Risk management is an essential practice in achieving the successful delivery of IT projects (Tuman, 1993; Remenyi, 1999). More specifically, it consists of the following processes (Standards Australia, 1999):
- establish the context;
- identify risks;
- analyse risks;
- evaluate risks;
- treat risks;
- monitor and review; and
- communicate and consult.
The treatment of risk involves the determination of the most appropriate strategies for dealing with its occurrence (Standards Australia, 1999). According to Zhi (1994), there are four main strategies for responding to project risks:
- Avoidance – not undertaking the activity that gives rise to risk.
- Reduction – reduce the probability of a risk event occurring, and/or the impact of that event. Risk reduction is the most common of all risk-handling strategies (Pritchard, 1997).
- Transfer – transfer of risk in whole or part to another party.
- Retention – accept risk and therefore the consequences should it eventuate.
McFarlan (1981) suggested that projects fail due to lack of attention to individual project risks, aggregate risk of portfolio of projects and the recognition that different types of projects require different types of management. Yet, IT risk management is either not undertaken at all or is very poorly performed by many, if not most organisations (Remenyi, 1999). A reason for this is that focusing on potential problems may be viewed as being negative. However, management often wants to instil a positive attitude towards the implementation of IT, as it is often viewed as “flagship” for change and subsequent process improvement within organizations.

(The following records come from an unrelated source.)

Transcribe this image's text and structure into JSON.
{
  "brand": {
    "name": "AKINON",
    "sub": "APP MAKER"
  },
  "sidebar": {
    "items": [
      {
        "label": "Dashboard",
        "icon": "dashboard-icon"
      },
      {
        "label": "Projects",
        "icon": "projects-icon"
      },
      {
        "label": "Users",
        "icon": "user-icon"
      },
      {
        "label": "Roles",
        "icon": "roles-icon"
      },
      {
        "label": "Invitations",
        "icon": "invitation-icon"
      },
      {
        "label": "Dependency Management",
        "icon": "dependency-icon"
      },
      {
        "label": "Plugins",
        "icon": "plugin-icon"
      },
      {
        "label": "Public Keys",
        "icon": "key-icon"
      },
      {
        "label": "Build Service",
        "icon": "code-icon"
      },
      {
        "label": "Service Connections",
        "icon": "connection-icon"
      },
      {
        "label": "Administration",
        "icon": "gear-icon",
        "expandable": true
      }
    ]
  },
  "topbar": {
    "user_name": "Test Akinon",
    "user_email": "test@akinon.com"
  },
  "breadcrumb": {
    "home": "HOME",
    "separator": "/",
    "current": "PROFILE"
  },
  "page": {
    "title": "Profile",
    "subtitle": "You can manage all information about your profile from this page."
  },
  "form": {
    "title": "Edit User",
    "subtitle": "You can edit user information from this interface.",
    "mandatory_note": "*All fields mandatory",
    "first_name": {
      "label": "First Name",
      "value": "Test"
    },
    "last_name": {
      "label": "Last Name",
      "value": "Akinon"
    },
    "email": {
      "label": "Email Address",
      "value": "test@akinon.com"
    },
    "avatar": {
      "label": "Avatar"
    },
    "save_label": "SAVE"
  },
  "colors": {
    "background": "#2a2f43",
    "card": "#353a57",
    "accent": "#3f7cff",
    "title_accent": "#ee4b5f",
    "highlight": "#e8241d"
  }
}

Risk in projects can be defined as the chance of an event occurring that is likely to have a negative impact on project objectives and is measured in terms of likelihood and consequence (Wideman, 1992; Carter et al., 1993; Chapman, 1998).
(3) Human behaviour:
- Poor quality of staff. Standard of work is poor owing to lack of ability, training, motivation and experience of staff (Cooper, 1993; Yoon et al., 1994). This lack of experience can extend to hardware, operating systems, database management systems, and other software (Fuerst and Cheney, 1982; Nelson and Cheney, 1987).
(5) Technology and technical issues:
- Application software not fit for purpose. There can be a perception among users that the software provided does not directly help them with completing day-to-day tasks. This can lead to low user satisfaction (Baronas and Louis, 1988).
- Poor production system performance. The selected software architecture/platform does not meet the purpose for which it was intended, resulting in a system being released into production which is excessively slow or has major operational problems (Jones, 1993; Glass, 1998).
Incomplete requirements. Insufficient information has been obtained in the analysis phase, resulting in construction of a solution that does not meet project objectives (Shand, 1993; Engming and Hsieh, 1994).
The first two items seem to deal with some combination of the spec and the quality of the engineering (did they spec out the wrong product? did they include the wrong performance requirements?). The last item is specifically about the spec.
(6) Management activities and controls:
- Continuous changes to requirements by client. Stakeholders (includes users) continuously make changes to software functionality throughout the project life-cycle (Jones, 1993; King, 1994; Clancy, 1994).
- Lack of agreed-to user acceptance testing and signoff criteria. The project close-out can be delayed owing to an unclear understanding of what constitutes sign-off and final solution delivery (Boehm, 1989).
- Developing wrong software functionality. Design and construction of software may not meet the purpose for which it is intended (Boehm, 1989).
The first two seem to truly focus on reasons for feature creep. The first focuses on the client, though. The generic term “stakeholders” certainly can include developers, but that does not seem to be the intent of the author, in context. The reasons for asking for changes aren’t explored here.
(7) Individual activities:
- Gold plating (over specification). The team is focussed on analysing and generating excessive levels of detail losing sight of the project’s objectives (Boehm, 1989; Turner, 1999; Cunningham, 1999).
- Unrealistic expectations (salesperson over sells product). Items promised for delivery to individuals by the vendor may be over sold and unrealistic (Maish, 1979; Ginzberg, 1981; Thomsett, 1995).